Winter is flu season, and we all have to take a little bit more care about germs. This year, as we experience a winter surge of COVID-19, we have to be even more careful. To protect employees—and their families—business have to think carefully about who else can enter the workplace and what precautions visitors must take.
Creating a COVID Workplace Visitor Policy
If you can have a remote-first workforce, great. But the reality for many industries is that for business to operate, employees need to be physically present in the workplace. To keep them safe, you should be promoting social distancing at work and staff should not be present if they are suffering from symptoms, have tested positive or have recently been in close contact with anyone who has tested positive.
A policy on the successful management of visitors will combine the same level of seriousness when it comes to social distancing with clear messaging so visitors know exactly what they can and can’t do.
Some aspects to cover include:
- Restrictions Based on Visitors Health
It might seem obvious, but it’s important to put in writing the fact that visitors won’t be permitted to enter the building if they have tested positive for COVID-19. This should also apply to those who are experiencing symptoms, have recently returned from a high-risk area or have recently been in close contact with someone who has tested positive for COVID-19.

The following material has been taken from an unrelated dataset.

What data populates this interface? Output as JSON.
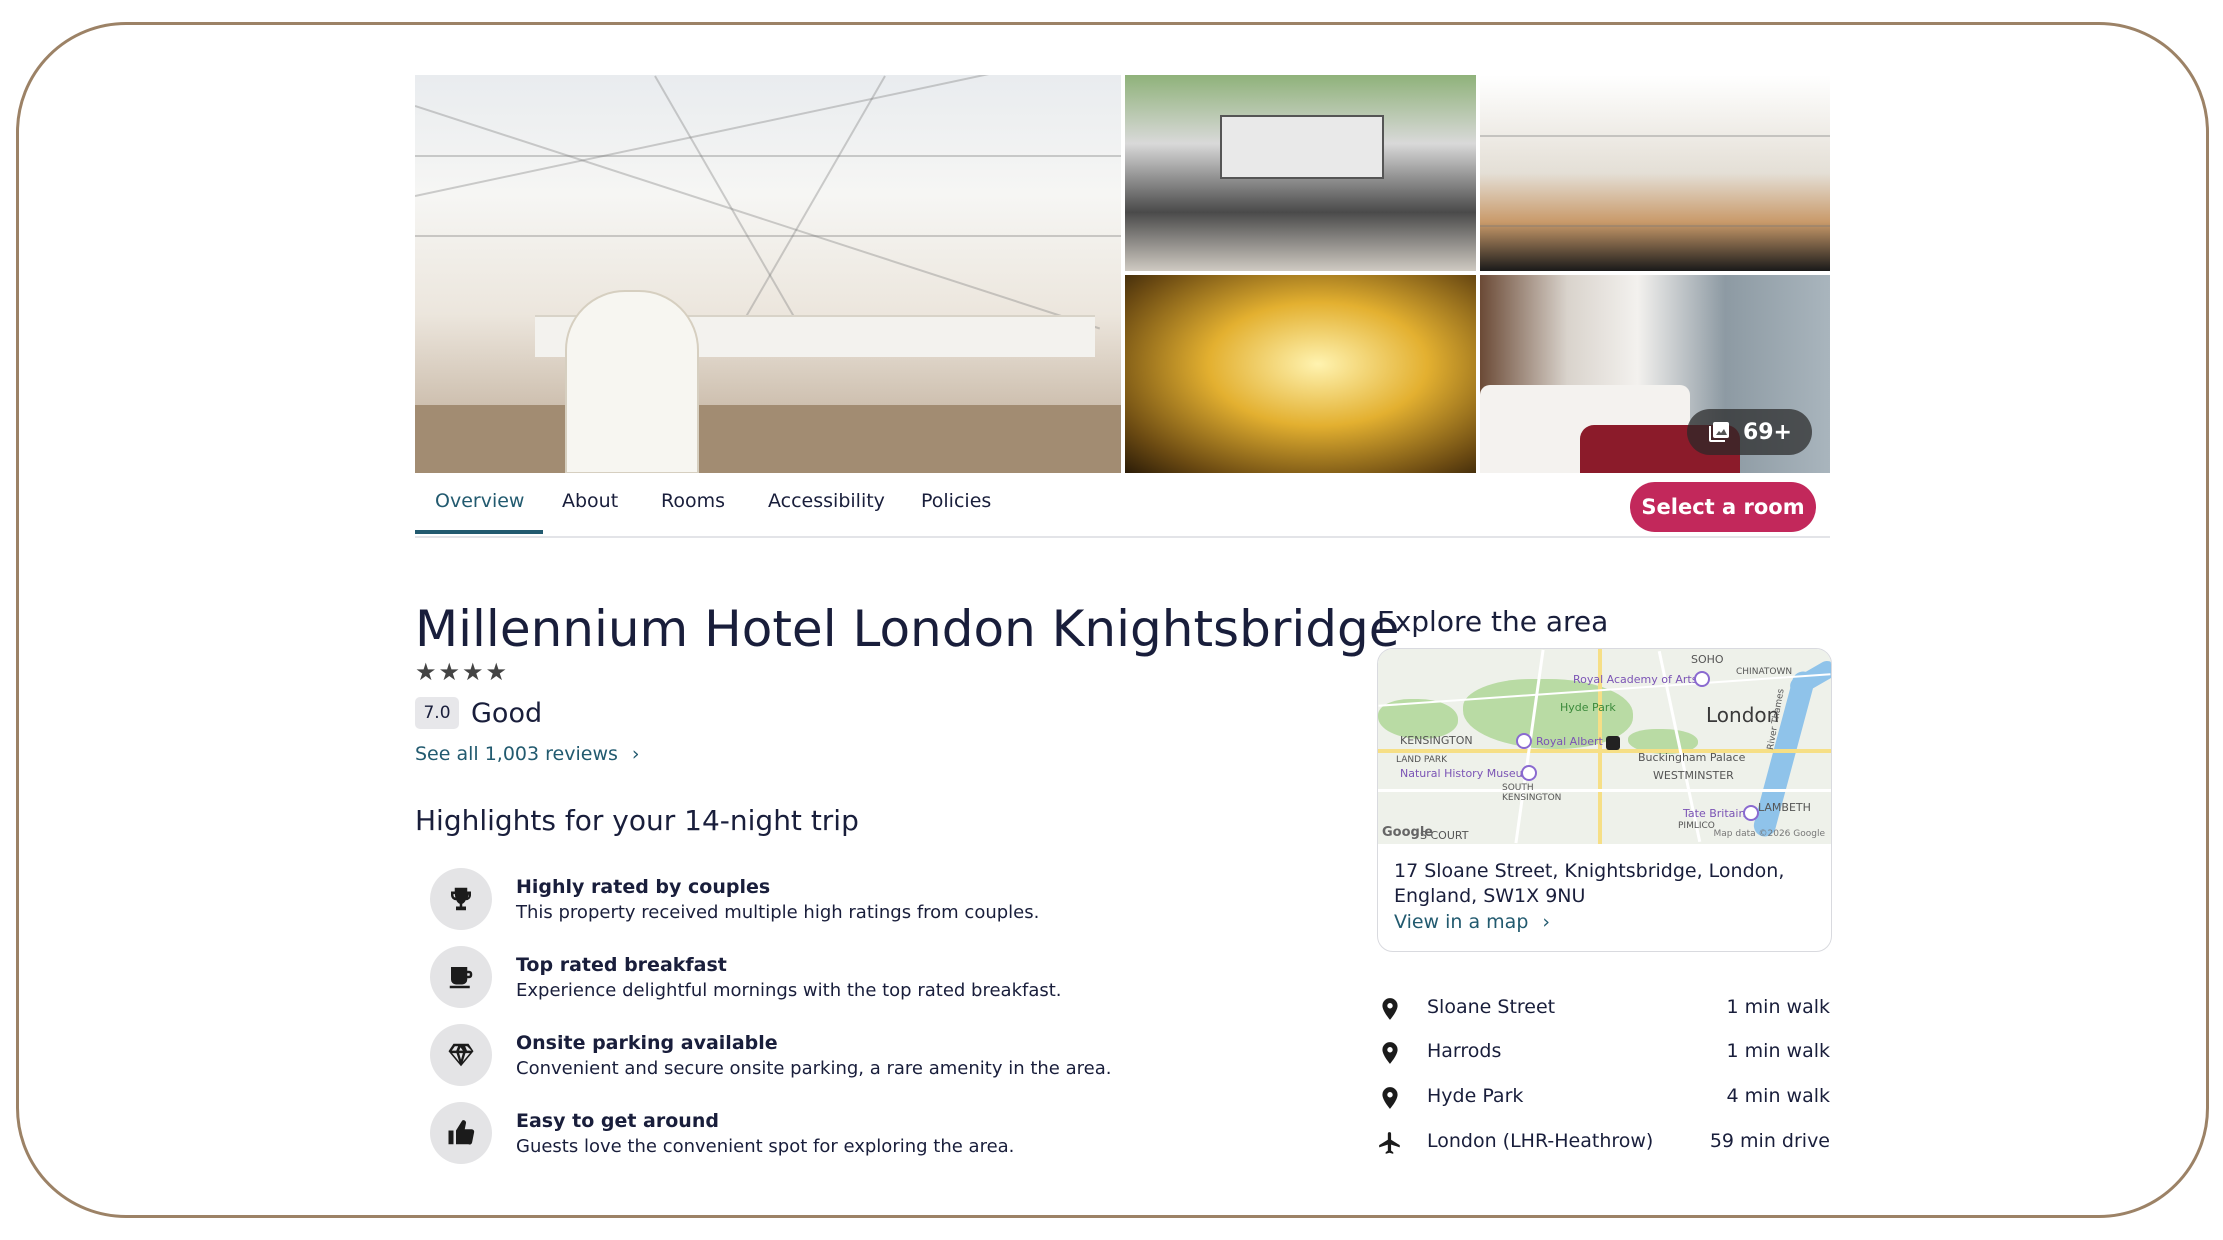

- Entry Procedure and Screening
In order to ensure that visitor policy is applied successfully, you may request that all visitors first report to reception to check-in. At this point you could have visitors fill in a form establishing whether they are high risk, for instance if they have recently returned from travel abroad. You may also wish to screen for symptoms using temperature testing.
- Limited Number of visitors
A big part of enabling social distancing is to limit the number of people in any given space at once, and this applies just as much to visitors as employees. If possible, you should schedule visitors to prevent a rush, and you may wish to limit the number of visitors in any single group.
- Face Masks at Work
By now, the benefits of masks are well known. On June 28, the CDC reissued their guidance on face masks, reiterating the importance of the role they play in preventing the spread of COVID-19. Any workplace mask policy you have in place should apply equally to visitors. If necessary, you should offer a free supply of masks to those who arrive without their own.
- Social Distance Policy
Just as visitors should be obliged to abide by any workplace rules for mask-wearing, they should also be expected to follow any social distancing policy. Make sure all visitors know that they should maintain a distance of 6 feet from others whenever possible. If certain spaces or areas in your workplace have limits on occupancy or are off limits altogether, this should be made clear.
- No Handshakes
For the duration of the pandemic, norms are changing. It might feel wrong to have a business meeting without handshakes, but for everyone’s safety this is best practice.
Access COVID-19 Visitor Policy Template
When it comes to the safety of your employees and your community, businesses can’t afford to make mistakes. To help SMBs, Paycor is offering a free, downloadable COVID Visitor Policy template.